■ **INSTRUCTIONS TO FOLLOW**:
I would like every entry below written out exactly.
(Beginning of RECORDS SHOWN)
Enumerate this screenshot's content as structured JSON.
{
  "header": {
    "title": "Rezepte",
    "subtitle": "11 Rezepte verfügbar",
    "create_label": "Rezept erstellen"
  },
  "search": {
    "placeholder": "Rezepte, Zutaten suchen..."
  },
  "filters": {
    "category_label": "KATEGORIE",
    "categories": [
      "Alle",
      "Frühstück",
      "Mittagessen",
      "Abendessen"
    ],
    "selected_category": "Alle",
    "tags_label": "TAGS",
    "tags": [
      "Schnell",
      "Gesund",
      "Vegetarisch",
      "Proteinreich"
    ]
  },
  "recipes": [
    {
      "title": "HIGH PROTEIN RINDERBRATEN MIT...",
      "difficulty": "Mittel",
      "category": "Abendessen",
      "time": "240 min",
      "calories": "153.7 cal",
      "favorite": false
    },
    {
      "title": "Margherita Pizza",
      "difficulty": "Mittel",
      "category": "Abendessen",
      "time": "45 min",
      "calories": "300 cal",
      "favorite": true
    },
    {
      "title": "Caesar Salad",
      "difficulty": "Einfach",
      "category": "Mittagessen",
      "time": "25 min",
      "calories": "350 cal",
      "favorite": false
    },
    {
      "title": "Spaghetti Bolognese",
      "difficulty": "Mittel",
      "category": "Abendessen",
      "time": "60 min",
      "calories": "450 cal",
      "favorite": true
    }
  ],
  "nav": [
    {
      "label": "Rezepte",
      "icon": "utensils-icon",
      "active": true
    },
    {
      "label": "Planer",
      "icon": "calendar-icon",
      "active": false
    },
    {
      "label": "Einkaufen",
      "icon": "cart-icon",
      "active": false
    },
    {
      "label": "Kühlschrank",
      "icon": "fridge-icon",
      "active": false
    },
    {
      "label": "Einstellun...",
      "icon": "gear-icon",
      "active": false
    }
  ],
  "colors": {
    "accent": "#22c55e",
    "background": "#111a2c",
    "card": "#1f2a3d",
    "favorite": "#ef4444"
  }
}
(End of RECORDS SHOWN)
■ **COMPLETED TASK**:
Enumerate this screenshot's content as structured JSON.
{
  "header": {
    "title": "Rezepte",
    "subtitle": "11 Rezepte verfügbar",
    "create_label": "Rezept erstellen"
  },
  "search": {
    "placeholder": "Rezepte, Zutaten suchen..."
  },
  "filters": {
    "category_label": "KATEGORIE",
    "categories": [
      "Alle",
      "Frühstück",
      "Mittagessen",
      "Abendessen"
    ],
    "selected_category": "Alle",
    "tags_label": "TAGS",
    "tags": [
      "Schnell",
      "Gesund",
      "Vegetarisch",
      "Proteinreich"
    ]
  },
  "recipes": [
    {
      "title": "HIGH PROTEIN RINDERBRATEN MIT...",
      "difficulty": "Mittel",
      "category": "Abendessen",
      "time": "240 min",
      "calories": "153.7 cal",
      "favorite": false
    },
    {
      "title": "Margherita Pizza",
      "difficulty": "Mittel",
      "category": "Abendessen",
      "time": "45 min",
      "calories": "300 cal",
      "favorite": true
    },
    {
      "title": "Caesar Salad",
      "difficulty": "Einfach",
      "category": "Mittagessen",
      "time": "25 min",
      "calories": "350 cal",
      "favorite": false
    },
    {
      "title": "Spaghetti Bolognese",
      "difficulty": "Mittel",
      "category": "Abendessen",
      "time": "60 min",
      "calories": "450 cal",
      "favorite": true
    }
  ],
  "nav": [
    {
      "label": "Rezepte",
      "icon": "utensils-icon",
      "active": true
    },
    {
      "label": "Planer",
      "icon": "calendar-icon",
      "active": false
    },
    {
      "label": "Einkaufen",
      "icon": "cart-icon",
      "active": false
    },
    {
      "label": "Kühlschrank",
      "icon": "fridge-icon",
      "active": false
    },
    {
      "label": "Einstellun...",
      "icon": "gear-icon",
      "active": false
    }
  ],
  "colors": {
    "accent": "#22c55e",
    "background": "#111a2c",
    "card": "#1f2a3d",
    "favorite": "#ef4444"
  }
}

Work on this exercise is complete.